(Web page and app entries)
Segment Open

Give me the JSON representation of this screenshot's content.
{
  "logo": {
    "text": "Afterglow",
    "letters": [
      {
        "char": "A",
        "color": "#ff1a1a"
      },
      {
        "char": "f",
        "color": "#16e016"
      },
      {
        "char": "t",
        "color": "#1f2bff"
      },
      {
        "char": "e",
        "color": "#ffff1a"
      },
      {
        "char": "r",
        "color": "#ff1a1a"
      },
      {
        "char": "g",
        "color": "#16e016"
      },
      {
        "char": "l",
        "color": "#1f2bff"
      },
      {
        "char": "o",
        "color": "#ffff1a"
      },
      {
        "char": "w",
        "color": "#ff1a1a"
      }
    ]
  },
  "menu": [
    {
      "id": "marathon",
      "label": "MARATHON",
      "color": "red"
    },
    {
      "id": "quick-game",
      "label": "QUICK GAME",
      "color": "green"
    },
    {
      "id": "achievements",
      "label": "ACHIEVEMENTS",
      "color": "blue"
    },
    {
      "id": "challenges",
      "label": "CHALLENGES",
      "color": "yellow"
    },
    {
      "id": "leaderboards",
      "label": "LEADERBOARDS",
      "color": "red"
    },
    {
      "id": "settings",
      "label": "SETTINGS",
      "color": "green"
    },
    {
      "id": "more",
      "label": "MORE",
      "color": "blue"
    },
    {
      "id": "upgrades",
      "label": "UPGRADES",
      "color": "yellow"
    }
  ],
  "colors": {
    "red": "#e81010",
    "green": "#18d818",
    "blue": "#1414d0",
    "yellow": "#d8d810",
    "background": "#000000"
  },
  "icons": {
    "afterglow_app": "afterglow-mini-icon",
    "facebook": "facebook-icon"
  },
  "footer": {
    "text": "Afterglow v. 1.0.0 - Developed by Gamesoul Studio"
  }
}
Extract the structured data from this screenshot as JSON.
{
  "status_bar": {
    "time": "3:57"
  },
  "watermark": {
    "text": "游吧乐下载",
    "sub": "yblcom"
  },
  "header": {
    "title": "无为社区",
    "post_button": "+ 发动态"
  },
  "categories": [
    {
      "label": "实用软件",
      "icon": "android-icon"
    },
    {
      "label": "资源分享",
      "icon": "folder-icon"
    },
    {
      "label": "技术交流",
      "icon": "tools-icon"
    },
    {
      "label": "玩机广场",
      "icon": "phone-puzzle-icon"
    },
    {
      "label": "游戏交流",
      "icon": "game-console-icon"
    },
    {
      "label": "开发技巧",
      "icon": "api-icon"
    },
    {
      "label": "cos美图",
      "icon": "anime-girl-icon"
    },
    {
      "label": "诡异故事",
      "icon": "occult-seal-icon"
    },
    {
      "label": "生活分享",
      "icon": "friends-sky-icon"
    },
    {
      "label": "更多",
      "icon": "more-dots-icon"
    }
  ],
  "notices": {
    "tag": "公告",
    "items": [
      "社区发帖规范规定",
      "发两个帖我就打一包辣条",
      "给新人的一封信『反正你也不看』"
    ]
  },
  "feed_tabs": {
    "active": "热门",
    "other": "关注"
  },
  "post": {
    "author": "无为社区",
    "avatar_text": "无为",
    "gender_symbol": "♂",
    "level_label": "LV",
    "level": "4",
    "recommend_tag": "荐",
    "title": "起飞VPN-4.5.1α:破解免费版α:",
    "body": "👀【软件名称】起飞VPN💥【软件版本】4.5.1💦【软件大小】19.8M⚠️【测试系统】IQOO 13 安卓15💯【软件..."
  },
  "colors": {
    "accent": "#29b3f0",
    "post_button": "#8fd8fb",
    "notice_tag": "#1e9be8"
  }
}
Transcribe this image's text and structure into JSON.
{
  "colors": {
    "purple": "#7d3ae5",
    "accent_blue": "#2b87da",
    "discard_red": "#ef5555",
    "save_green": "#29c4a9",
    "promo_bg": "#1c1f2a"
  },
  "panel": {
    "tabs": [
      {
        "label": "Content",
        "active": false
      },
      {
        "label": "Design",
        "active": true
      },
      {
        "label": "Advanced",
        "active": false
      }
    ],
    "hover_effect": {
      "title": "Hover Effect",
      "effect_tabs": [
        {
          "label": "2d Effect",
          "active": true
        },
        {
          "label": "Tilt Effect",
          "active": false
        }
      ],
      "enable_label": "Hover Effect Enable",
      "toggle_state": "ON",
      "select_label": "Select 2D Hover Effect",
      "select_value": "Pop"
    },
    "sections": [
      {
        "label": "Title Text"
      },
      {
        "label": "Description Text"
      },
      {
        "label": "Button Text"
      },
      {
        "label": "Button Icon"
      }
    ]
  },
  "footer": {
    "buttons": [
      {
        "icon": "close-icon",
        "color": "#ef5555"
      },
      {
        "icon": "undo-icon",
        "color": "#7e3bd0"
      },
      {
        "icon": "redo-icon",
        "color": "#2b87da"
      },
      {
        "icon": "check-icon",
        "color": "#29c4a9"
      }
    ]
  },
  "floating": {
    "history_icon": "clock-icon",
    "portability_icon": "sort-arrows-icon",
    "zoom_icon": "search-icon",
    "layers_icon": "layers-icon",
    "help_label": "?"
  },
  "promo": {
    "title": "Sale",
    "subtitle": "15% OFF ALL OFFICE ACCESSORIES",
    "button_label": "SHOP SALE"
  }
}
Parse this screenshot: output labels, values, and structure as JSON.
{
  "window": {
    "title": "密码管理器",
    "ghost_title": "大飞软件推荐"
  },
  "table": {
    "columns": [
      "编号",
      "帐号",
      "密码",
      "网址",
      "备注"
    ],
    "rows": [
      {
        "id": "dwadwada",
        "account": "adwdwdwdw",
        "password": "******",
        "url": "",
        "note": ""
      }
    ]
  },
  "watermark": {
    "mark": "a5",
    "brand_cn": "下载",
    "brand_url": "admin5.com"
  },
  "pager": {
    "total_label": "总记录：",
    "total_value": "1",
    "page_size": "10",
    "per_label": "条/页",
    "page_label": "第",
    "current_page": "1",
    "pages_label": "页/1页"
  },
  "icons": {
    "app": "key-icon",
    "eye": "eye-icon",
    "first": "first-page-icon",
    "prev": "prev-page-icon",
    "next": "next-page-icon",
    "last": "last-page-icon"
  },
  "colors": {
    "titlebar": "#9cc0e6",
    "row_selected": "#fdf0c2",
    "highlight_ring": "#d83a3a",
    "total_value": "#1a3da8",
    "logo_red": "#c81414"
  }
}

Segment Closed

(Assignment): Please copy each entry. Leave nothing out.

(Answer space):
Give me the JSON representation of this screenshot's content.
{
  "logo": {
    "text": "Afterglow",
    "letters": [
      {
        "char": "A",
        "color": "#ff1a1a"
      },
      {
        "char": "f",
        "color": "#16e016"
      },
      {
        "char": "t",
        "color": "#1f2bff"
      },
      {
        "char": "e",
        "color": "#ffff1a"
      },
      {
        "char": "r",
        "color": "#ff1a1a"
      },
      {
        "char": "g",
        "color": "#16e016"
      },
      {
        "char": "l",
        "color": "#1f2bff"
      },
      {
        "char": "o",
        "color": "#ffff1a"
      },
      {
        "char": "w",
        "color": "#ff1a1a"
      }
    ]
  },
  "menu": [
    {
      "id": "marathon",
      "label": "MARATHON",
      "color": "red"
    },
    {
      "id": "quick-game",
      "label": "QUICK GAME",
      "color": "green"
    },
    {
      "id": "achievements",
      "label": "ACHIEVEMENTS",
      "color": "blue"
    },
    {
      "id": "challenges",
      "label": "CHALLENGES",
      "color": "yellow"
    },
    {
      "id": "leaderboards",
      "label": "LEADERBOARDS",
      "color": "red"
    },
    {
      "id": "settings",
      "label": "SETTINGS",
      "color": "green"
    },
    {
      "id": "more",
      "label": "MORE",
      "color": "blue"
    },
    {
      "id": "upgrades",
      "label": "UPGRADES",
      "color": "yellow"
    }
  ],
  "colors": {
    "red": "#e81010",
    "green": "#18d818",
    "blue": "#1414d0",
    "yellow": "#d8d810",
    "background": "#000000"
  },
  "icons": {
    "afterglow_app": "afterglow-mini-icon",
    "facebook": "facebook-icon"
  },
  "footer": {
    "text": "Afterglow v. 1.0.0 - Developed by Gamesoul Studio"
  }
}
Extract the structured data from this screenshot as JSON.
{
  "status_bar": {
    "time": "3:57"
  },
  "watermark": {
    "text": "游吧乐下载",
    "sub": "yblcom"
  },
  "header": {
    "title": "无为社区",
    "post_button": "+ 发动态"
  },
  "categories": [
    {
      "label": "实用软件",
      "icon": "android-icon"
    },
    {
      "label": "资源分享",
      "icon": "folder-icon"
    },
    {
      "label": "技术交流",
      "icon": "tools-icon"
    },
    {
      "label": "玩机广场",
      "icon": "phone-puzzle-icon"
    },
    {
      "label": "游戏交流",
      "icon": "game-console-icon"
    },
    {
      "label": "开发技巧",
      "icon": "api-icon"
    },
    {
      "label": "cos美图",
      "icon": "anime-girl-icon"
    },
    {
      "label": "诡异故事",
      "icon": "occult-seal-icon"
    },
    {
      "label": "生活分享",
      "icon": "friends-sky-icon"
    },
    {
      "label": "更多",
      "icon": "more-dots-icon"
    }
  ],
  "notices": {
    "tag": "公告",
    "items": [
      "社区发帖规范规定",
      "发两个帖我就打一包辣条",
      "给新人的一封信『反正你也不看』"
    ]
  },
  "feed_tabs": {
    "active": "热门",
    "other": "关注"
  },
  "post": {
    "author": "无为社区",
    "avatar_text": "无为",
    "gender_symbol": "♂",
    "level_label": "LV",
    "level": "4",
    "recommend_tag": "荐",
    "title": "起飞VPN-4.5.1α:破解免费版α:",
    "body": "👀【软件名称】起飞VPN💥【软件版本】4.5.1💦【软件大小】19.8M⚠️【测试系统】IQOO 13 安卓15💯【软件..."
  },
  "colors": {
    "accent": "#29b3f0",
    "post_button": "#8fd8fb",
    "notice_tag": "#1e9be8"
  }
}
Transcribe this image's text and structure into JSON.
{
  "colors": {
    "purple": "#7d3ae5",
    "accent_blue": "#2b87da",
    "discard_red": "#ef5555",
    "save_green": "#29c4a9",
    "promo_bg": "#1c1f2a"
  },
  "panel": {
    "tabs": [
      {
        "label": "Content",
        "active": false
      },
      {
        "label": "Design",
        "active": true
      },
      {
        "label": "Advanced",
        "active": false
      }
    ],
    "hover_effect": {
      "title": "Hover Effect",
      "effect_tabs": [
        {
          "label": "2d Effect",
          "active": true
        },
        {
          "label": "Tilt Effect",
          "active": false
        }
      ],
      "enable_label": "Hover Effect Enable",
      "toggle_state": "ON",
      "select_label": "Select 2D Hover Effect",
      "select_value": "Pop"
    },
    "sections": [
      {
        "label": "Title Text"
      },
      {
        "label": "Description Text"
      },
      {
        "label": "Button Text"
      },
      {
        "label": "Button Icon"
      }
    ]
  },
  "footer": {
    "buttons": [
      {
        "icon": "close-icon",
        "color": "#ef5555"
      },
      {
        "icon": "undo-icon",
        "color": "#7e3bd0"
      },
      {
        "icon": "redo-icon",
        "color": "#2b87da"
      },
      {
        "icon": "check-icon",
        "color": "#29c4a9"
      }
    ]
  },
  "floating": {
    "history_icon": "clock-icon",
    "portability_icon": "sort-arrows-icon",
    "zoom_icon": "search-icon",
    "layers_icon": "layers-icon",
    "help_label": "?"
  },
  "promo": {
    "title": "Sale",
    "subtitle": "15% OFF ALL OFFICE ACCESSORIES",
    "button_label": "SHOP SALE"
  }
}
Parse this screenshot: output labels, values, and structure as JSON.
{
  "window": {
    "title": "密码管理器",
    "ghost_title": "大飞软件推荐"
  },
  "table": {
    "columns": [
      "编号",
      "帐号",
      "密码",
      "网址",
      "备注"
    ],
    "rows": [
      {
        "id": "dwadwada",
        "account": "adwdwdwdw",
        "password": "******",
        "url": "",
        "note": ""
      }
    ]
  },
  "watermark": {
    "mark": "a5",
    "brand_cn": "下载",
    "brand_url": "admin5.com"
  },
  "pager": {
    "total_label": "总记录：",
    "total_value": "1",
    "page_size": "10",
    "per_label": "条/页",
    "page_label": "第",
    "current_page": "1",
    "pages_label": "页/1页"
  },
  "icons": {
    "app": "key-icon",
    "eye": "eye-icon",
    "first": "first-page-icon",
    "prev": "prev-page-icon",
    "next": "next-page-icon",
    "last": "last-page-icon"
  },
  "colors": {
    "titlebar": "#9cc0e6",
    "row_selected": "#fdf0c2",
    "highlight_ring": "#d83a3a",
    "total_value": "#1a3da8",
    "logo_red": "#c81414"
  }
}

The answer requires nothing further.